The six-cylinder Straker-Squire was expensive - over £1100 in chassis form when it emerged as the 24-90hp in 1921, £1525 in its cheapest two-seater guise-and though the company protested that it 'lent an entirely new charm to motoring', sales were not forthcoming: equally, the customers realised that the adjective 'celebrated' as applied to the 15 hp was a euphemism for 'prewar', and stayed away. So the 1923 Motor Show saw a diversification into the sporting light car field, with a 1460cc ohv Dorman engined model which cost £250 in chassis form: but this, too, failed to work the trick.

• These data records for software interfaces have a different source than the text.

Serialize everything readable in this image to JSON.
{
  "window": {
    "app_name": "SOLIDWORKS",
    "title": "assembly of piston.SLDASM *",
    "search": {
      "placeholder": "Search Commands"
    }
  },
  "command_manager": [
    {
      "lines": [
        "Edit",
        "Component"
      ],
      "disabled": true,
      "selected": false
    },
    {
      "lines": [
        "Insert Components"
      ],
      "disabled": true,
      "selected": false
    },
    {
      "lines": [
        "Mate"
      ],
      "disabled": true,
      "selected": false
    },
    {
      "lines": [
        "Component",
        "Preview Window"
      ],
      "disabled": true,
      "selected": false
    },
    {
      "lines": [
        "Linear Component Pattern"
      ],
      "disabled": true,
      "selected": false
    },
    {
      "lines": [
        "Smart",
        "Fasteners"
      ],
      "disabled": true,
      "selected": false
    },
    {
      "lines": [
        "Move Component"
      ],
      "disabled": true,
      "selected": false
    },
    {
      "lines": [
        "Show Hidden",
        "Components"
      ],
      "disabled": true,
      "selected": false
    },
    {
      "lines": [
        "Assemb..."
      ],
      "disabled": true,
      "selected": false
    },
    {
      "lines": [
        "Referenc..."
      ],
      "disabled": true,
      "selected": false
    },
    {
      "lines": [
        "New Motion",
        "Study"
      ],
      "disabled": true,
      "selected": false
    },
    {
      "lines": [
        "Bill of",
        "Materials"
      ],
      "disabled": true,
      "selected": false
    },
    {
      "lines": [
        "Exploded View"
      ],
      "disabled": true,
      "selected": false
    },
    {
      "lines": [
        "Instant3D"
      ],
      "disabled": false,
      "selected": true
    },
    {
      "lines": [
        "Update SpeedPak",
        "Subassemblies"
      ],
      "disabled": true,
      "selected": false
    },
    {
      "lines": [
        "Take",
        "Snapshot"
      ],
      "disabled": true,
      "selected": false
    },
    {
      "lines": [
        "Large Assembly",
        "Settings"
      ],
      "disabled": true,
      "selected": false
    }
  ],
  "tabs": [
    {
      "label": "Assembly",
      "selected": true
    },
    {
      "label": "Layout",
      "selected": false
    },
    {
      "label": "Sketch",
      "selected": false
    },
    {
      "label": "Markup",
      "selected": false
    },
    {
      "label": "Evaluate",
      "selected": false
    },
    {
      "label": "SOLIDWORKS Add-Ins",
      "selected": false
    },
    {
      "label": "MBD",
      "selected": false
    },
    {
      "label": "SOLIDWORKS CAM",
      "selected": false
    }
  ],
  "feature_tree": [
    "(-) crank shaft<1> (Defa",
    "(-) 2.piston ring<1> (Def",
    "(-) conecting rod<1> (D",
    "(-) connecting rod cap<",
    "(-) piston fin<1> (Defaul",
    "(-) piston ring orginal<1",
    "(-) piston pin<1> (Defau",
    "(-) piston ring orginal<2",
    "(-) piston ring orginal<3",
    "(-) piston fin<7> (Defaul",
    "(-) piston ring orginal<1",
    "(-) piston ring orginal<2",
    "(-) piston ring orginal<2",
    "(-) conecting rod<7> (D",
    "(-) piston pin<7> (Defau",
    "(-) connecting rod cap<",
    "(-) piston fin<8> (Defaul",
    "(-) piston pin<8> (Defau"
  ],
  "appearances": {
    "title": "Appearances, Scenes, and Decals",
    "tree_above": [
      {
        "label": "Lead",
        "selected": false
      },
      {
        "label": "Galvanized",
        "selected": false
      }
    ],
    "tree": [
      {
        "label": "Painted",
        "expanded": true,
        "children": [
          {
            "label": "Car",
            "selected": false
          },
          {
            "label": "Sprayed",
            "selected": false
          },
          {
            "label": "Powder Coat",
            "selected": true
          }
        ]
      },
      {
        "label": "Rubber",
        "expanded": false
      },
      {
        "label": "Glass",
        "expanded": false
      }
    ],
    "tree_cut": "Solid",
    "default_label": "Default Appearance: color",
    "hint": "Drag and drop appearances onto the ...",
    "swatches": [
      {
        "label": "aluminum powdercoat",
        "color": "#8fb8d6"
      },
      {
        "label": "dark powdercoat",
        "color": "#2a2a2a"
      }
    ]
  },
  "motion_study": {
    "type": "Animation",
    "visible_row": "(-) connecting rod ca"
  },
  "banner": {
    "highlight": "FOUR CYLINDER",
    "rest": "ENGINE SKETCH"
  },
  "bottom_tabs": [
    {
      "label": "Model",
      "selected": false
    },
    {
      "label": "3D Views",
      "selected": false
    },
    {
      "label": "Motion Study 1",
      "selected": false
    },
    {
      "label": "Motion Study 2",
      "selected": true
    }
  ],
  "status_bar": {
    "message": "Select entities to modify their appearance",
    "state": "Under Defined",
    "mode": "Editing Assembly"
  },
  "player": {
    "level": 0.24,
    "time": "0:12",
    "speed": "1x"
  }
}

On 4 July 1924, C. F. Cape, of Whinney, Smiths & Whinney, 4b Fredericks Place, London, EC2, was appointed receiver for Straker-Squire Limited, and though the company struggled on for another couple of years-even managing to make technical improvements like fitting hydraulic four-wheel-brakes, it had lost its leadership, for Sidney Straker had been killed, ironically, in a riding accident. Bankrupt and bereft of purpose, Straker-Squire finally collapsed in 1926.